MA-5 lifts off from Cape Canaveral.
Fifty years ago, NASA launched its last test of a Mercury-Atlas rocket before placing a human in orbit. MA-5 blasted off from Launch Complex 14 at 8 am MST on November 29, 1961. Engineers had been preparing this flight for 40 weeks. It seems that as new technology continued to improve, the mission of MA-5 kept changing. Finally it was decided to test the capsule with a live occupant. But instead of an astronaut, a chimpanzee was placed aboard.
Enos in his space couch.
Until the flight of MA-5, the most famous space chimp was Sam, who had flown in a test of the Mercury-Redstone rocket before Alan Shepard flew his mission. This time the task fell to Enos, which means "man" in the Hebrew language. Five hours before liftoff, Enos was secured into his spacesuit-couch and placed in the capsule. The launch went well and Enos was placed into orbit.
However, once in orbit, things "went south". The attitude control system malfunctioned. The auto correction thrusters were engaged 9 times to keep the craft in proper attitude before retrofire. The environmental control system also malfunctioned, and the capsule began heating up inside. Enos' body temperature reached 100.5 degrees F and mission controllers worried about the health of the chimp. Then the environmental system corrected itself and normal temperature was restored. Because the thruster problem was using up fuel, it was determined to bring back the capsule after the 2nd orbit. The capsule splashed down in the Pacific off the coast of California. After search planes spotted the craft bobbing on the waters, the destroyer USS Stormes retrieved the capsule and extracted Enos the Space Chimp.

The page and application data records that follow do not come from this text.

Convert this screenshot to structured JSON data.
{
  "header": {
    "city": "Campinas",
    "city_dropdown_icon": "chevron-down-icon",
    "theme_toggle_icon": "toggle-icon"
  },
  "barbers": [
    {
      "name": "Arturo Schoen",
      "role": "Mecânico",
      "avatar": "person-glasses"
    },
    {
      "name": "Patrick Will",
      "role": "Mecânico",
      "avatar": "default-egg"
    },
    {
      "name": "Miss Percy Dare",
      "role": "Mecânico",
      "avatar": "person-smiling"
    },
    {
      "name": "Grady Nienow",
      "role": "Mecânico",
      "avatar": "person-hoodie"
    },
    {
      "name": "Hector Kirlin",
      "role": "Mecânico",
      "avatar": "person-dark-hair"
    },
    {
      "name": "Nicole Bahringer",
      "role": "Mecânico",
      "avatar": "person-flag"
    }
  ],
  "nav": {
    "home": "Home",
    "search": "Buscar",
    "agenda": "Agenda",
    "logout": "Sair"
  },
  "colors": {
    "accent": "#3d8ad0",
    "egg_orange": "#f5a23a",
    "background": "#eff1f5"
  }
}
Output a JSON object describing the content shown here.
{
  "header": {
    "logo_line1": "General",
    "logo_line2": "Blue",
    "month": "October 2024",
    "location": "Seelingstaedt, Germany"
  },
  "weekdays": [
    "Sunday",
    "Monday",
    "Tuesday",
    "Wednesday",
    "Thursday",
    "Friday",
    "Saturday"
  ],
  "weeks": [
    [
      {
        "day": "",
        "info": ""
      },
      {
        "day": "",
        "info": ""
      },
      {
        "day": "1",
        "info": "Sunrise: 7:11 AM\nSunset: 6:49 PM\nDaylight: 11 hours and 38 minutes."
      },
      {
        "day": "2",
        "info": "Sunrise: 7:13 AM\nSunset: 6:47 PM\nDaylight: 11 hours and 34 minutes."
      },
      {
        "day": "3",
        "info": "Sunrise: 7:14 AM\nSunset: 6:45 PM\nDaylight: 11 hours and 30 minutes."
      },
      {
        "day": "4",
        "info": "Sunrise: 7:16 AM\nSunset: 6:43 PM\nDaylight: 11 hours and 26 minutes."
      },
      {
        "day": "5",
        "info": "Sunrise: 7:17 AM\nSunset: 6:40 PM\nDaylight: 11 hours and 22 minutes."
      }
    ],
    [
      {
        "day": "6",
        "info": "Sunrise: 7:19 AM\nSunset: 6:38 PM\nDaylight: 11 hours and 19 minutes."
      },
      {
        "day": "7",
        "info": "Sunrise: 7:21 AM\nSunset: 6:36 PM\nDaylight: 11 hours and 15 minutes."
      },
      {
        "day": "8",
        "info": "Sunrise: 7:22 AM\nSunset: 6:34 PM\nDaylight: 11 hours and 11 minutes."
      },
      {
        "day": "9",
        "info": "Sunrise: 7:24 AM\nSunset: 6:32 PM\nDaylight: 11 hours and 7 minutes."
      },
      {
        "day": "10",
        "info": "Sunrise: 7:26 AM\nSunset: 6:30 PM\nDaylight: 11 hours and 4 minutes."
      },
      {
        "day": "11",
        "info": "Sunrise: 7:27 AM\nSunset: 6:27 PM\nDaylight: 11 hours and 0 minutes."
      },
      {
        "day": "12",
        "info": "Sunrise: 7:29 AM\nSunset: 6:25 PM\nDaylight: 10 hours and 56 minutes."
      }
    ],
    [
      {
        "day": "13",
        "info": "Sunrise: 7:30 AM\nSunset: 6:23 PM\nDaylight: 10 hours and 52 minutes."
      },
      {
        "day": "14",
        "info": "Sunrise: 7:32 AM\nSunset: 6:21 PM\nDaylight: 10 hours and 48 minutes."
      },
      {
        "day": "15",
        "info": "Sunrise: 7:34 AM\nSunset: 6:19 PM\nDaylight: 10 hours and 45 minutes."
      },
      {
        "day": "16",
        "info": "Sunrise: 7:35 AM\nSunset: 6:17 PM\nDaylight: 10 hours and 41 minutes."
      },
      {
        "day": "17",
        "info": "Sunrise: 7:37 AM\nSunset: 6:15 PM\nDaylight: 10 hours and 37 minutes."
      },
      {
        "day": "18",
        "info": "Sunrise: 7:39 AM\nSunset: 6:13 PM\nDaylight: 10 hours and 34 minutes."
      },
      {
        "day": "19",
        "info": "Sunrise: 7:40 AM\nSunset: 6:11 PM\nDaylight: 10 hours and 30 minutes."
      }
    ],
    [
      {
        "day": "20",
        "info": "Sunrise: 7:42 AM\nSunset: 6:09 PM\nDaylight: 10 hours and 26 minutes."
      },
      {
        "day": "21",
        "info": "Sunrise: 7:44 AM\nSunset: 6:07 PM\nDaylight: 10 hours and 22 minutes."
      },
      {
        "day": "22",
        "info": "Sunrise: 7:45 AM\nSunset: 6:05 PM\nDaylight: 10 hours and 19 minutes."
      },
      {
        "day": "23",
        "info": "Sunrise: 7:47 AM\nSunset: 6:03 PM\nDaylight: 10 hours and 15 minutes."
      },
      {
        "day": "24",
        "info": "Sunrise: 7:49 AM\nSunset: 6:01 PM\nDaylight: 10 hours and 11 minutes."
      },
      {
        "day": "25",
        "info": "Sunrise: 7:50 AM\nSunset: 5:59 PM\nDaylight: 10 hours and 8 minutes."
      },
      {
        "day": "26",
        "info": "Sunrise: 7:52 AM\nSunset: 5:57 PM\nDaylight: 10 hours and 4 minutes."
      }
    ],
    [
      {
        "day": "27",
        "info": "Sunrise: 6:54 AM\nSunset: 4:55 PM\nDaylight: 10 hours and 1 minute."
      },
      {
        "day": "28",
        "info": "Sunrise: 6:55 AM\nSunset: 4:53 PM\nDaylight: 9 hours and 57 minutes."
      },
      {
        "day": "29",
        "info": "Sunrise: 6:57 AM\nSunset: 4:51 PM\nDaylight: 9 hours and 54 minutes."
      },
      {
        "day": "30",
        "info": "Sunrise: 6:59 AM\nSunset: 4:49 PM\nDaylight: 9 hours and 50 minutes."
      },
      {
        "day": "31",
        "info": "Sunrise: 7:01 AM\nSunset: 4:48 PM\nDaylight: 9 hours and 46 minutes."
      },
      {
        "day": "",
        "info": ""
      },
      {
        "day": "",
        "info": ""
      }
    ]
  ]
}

With the success of MA-5, the qualifications had been met for the launch of humans aboard the Atlas rocket, and preparations began for the launch of the first American to orbit the Earth. As for Enos, the brave animal passed away about a year later after contracting a form of dysentery.